## [What to produce]
Could you reproduce every record below exactly as written?
==== Supplied data
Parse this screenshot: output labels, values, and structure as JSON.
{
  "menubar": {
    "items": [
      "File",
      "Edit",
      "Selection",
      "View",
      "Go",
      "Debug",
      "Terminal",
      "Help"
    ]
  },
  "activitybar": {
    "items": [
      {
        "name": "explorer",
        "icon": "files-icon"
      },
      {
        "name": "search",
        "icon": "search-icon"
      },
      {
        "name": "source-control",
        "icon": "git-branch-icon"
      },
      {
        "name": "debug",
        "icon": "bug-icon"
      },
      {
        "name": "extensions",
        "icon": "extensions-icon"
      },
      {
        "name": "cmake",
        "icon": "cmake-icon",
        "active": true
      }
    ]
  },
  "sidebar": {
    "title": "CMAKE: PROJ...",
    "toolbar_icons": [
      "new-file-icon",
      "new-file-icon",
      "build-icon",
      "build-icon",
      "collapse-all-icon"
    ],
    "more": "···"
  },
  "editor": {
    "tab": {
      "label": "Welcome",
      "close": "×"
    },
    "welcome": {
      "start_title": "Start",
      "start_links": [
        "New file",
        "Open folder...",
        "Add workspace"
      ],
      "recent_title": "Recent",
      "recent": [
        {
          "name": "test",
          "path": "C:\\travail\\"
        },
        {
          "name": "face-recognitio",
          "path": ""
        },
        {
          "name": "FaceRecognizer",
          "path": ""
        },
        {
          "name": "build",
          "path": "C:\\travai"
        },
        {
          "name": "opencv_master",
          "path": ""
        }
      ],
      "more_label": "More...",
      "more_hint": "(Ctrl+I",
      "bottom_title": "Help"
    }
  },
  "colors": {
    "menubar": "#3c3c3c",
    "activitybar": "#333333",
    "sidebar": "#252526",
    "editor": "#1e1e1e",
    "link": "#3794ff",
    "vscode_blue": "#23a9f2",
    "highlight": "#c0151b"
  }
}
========
## [Expected answer]
Parse this screenshot: output labels, values, and structure as JSON.
{
  "menubar": {
    "items": [
      "File",
      "Edit",
      "Selection",
      "View",
      "Go",
      "Debug",
      "Terminal",
      "Help"
    ]
  },
  "activitybar": {
    "items": [
      {
        "name": "explorer",
        "icon": "files-icon"
      },
      {
        "name": "search",
        "icon": "search-icon"
      },
      {
        "name": "source-control",
        "icon": "git-branch-icon"
      },
      {
        "name": "debug",
        "icon": "bug-icon"
      },
      {
        "name": "extensions",
        "icon": "extensions-icon"
      },
      {
        "name": "cmake",
        "icon": "cmake-icon",
        "active": true
      }
    ]
  },
  "sidebar": {
    "title": "CMAKE: PROJ...",
    "toolbar_icons": [
      "new-file-icon",
      "new-file-icon",
      "build-icon",
      "build-icon",
      "collapse-all-icon"
    ],
    "more": "···"
  },
  "editor": {
    "tab": {
      "label": "Welcome",
      "close": "×"
    },
    "welcome": {
      "start_title": "Start",
      "start_links": [
        "New file",
        "Open folder...",
        "Add workspace"
      ],
      "recent_title": "Recent",
      "recent": [
        {
          "name": "test",
          "path": "C:\\travail\\"
        },
        {
          "name": "face-recognitio",
          "path": ""
        },
        {
          "name": "FaceRecognizer",
          "path": ""
        },
        {
          "name": "build",
          "path": "C:\\travai"
        },
        {
          "name": "opencv_master",
          "path": ""
        }
      ],
      "more_label": "More...",
      "more_hint": "(Ctrl+I",
      "bottom_title": "Help"
    }
  },
  "colors": {
    "menubar": "#3c3c3c",
    "activitybar": "#333333",
    "sidebar": "#252526",
    "editor": "#1e1e1e",
    "link": "#3794ff",
    "vscode_blue": "#23a9f2",
    "highlight": "#c0151b"
  }
}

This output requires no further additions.